:: PROVIDED RECORDS ::

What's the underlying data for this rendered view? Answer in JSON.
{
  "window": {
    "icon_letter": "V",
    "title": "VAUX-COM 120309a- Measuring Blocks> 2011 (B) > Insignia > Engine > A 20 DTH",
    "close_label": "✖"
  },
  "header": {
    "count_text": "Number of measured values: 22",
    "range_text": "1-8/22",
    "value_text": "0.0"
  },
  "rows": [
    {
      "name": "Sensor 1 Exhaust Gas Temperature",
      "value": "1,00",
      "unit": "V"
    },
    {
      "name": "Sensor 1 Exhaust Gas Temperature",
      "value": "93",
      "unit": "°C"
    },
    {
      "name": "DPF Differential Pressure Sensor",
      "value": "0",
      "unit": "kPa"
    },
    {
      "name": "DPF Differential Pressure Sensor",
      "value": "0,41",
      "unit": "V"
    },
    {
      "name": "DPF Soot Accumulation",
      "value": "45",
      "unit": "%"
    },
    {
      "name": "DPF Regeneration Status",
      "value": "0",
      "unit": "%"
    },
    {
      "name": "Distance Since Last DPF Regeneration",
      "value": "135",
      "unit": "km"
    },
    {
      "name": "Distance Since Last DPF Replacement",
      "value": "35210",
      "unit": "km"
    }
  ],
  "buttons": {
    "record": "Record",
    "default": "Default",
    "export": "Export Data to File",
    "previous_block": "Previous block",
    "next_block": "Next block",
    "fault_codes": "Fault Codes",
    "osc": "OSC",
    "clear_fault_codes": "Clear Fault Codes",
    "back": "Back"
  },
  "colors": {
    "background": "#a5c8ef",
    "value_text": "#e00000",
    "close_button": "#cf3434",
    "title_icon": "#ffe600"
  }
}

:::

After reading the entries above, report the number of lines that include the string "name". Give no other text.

8